EXERCISE BRIEF →
Write the listing out again, all of it, word for word.
-------------------------
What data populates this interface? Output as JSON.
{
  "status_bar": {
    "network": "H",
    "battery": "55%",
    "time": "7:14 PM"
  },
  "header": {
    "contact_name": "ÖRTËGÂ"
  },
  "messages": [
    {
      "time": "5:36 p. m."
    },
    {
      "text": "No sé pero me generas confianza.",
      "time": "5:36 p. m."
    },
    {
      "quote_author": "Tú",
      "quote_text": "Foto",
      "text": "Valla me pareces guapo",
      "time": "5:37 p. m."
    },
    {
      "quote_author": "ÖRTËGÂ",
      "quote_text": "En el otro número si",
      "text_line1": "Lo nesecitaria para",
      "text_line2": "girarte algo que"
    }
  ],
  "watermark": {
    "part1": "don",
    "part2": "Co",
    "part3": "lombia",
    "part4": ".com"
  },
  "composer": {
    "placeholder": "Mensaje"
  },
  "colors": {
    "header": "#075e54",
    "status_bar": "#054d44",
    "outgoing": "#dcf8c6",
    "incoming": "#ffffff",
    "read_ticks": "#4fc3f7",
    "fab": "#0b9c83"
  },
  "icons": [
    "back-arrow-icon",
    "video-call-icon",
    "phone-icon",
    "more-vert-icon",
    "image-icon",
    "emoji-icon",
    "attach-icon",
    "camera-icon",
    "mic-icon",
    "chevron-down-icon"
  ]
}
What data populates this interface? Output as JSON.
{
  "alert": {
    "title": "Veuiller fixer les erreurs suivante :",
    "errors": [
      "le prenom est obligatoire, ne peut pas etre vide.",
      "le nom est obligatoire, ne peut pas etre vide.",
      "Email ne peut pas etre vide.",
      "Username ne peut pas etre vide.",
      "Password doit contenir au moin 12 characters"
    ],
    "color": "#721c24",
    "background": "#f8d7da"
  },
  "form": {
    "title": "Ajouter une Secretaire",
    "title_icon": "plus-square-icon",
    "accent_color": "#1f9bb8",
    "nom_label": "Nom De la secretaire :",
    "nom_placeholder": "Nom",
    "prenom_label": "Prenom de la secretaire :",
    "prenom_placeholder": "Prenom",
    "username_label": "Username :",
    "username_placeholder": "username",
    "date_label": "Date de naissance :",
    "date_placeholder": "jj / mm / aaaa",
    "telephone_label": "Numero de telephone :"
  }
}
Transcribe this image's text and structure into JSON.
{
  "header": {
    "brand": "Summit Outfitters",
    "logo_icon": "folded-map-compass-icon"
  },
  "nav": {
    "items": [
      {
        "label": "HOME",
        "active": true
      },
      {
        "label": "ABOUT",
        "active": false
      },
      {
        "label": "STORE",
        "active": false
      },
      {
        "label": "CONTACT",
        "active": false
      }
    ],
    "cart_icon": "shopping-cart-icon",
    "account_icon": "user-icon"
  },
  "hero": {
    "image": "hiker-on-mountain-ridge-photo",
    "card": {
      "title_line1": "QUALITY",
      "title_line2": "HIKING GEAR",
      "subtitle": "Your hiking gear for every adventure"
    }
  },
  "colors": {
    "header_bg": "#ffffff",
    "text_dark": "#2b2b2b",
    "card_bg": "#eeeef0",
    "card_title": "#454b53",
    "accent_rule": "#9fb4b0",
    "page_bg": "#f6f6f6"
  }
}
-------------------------
ANSWER FOR THIS EXERCISE →
What data populates this interface? Output as JSON.
{
  "status_bar": {
    "network": "H",
    "battery": "55%",
    "time": "7:14 PM"
  },
  "header": {
    "contact_name": "ÖRTËGÂ"
  },
  "messages": [
    {
      "time": "5:36 p. m."
    },
    {
      "text": "No sé pero me generas confianza.",
      "time": "5:36 p. m."
    },
    {
      "quote_author": "Tú",
      "quote_text": "Foto",
      "text": "Valla me pareces guapo",
      "time": "5:37 p. m."
    },
    {
      "quote_author": "ÖRTËGÂ",
      "quote_text": "En el otro número si",
      "text_line1": "Lo nesecitaria para",
      "text_line2": "girarte algo que"
    }
  ],
  "watermark": {
    "part1": "don",
    "part2": "Co",
    "part3": "lombia",
    "part4": ".com"
  },
  "composer": {
    "placeholder": "Mensaje"
  },
  "colors": {
    "header": "#075e54",
    "status_bar": "#054d44",
    "outgoing": "#dcf8c6",
    "incoming": "#ffffff",
    "read_ticks": "#4fc3f7",
    "fab": "#0b9c83"
  },
  "icons": [
    "back-arrow-icon",
    "video-call-icon",
    "phone-icon",
    "more-vert-icon",
    "image-icon",
    "emoji-icon",
    "attach-icon",
    "camera-icon",
    "mic-icon",
    "chevron-down-icon"
  ]
}
What data populates this interface? Output as JSON.
{
  "alert": {
    "title": "Veuiller fixer les erreurs suivante :",
    "errors": [
      "le prenom est obligatoire, ne peut pas etre vide.",
      "le nom est obligatoire, ne peut pas etre vide.",
      "Email ne peut pas etre vide.",
      "Username ne peut pas etre vide.",
      "Password doit contenir au moin 12 characters"
    ],
    "color": "#721c24",
    "background": "#f8d7da"
  },
  "form": {
    "title": "Ajouter une Secretaire",
    "title_icon": "plus-square-icon",
    "accent_color": "#1f9bb8",
    "nom_label": "Nom De la secretaire :",
    "nom_placeholder": "Nom",
    "prenom_label": "Prenom de la secretaire :",
    "prenom_placeholder": "Prenom",
    "username_label": "Username :",
    "username_placeholder": "username",
    "date_label": "Date de naissance :",
    "date_placeholder": "jj / mm / aaaa",
    "telephone_label": "Numero de telephone :"
  }
}
Transcribe this image's text and structure into JSON.
{
  "header": {
    "brand": "Summit Outfitters",
    "logo_icon": "folded-map-compass-icon"
  },
  "nav": {
    "items": [
      {
        "label": "HOME",
        "active": true
      },
      {
        "label": "ABOUT",
        "active": false
      },
      {
        "label": "STORE",
        "active": false
      },
      {
        "label": "CONTACT",
        "active": false
      }
    ],
    "cart_icon": "shopping-cart-icon",
    "account_icon": "user-icon"
  },
  "hero": {
    "image": "hiker-on-mountain-ridge-photo",
    "card": {
      "title_line1": "QUALITY",
      "title_line2": "HIKING GEAR",
      "subtitle": "Your hiking gear for every adventure"
    }
  },
  "colors": {
    "header_bg": "#ffffff",
    "text_dark": "#2b2b2b",
    "card_bg": "#eeeef0",
    "card_title": "#454b53",
    "accent_rule": "#9fb4b0",
    "page_bg": "#f6f6f6"
  }
}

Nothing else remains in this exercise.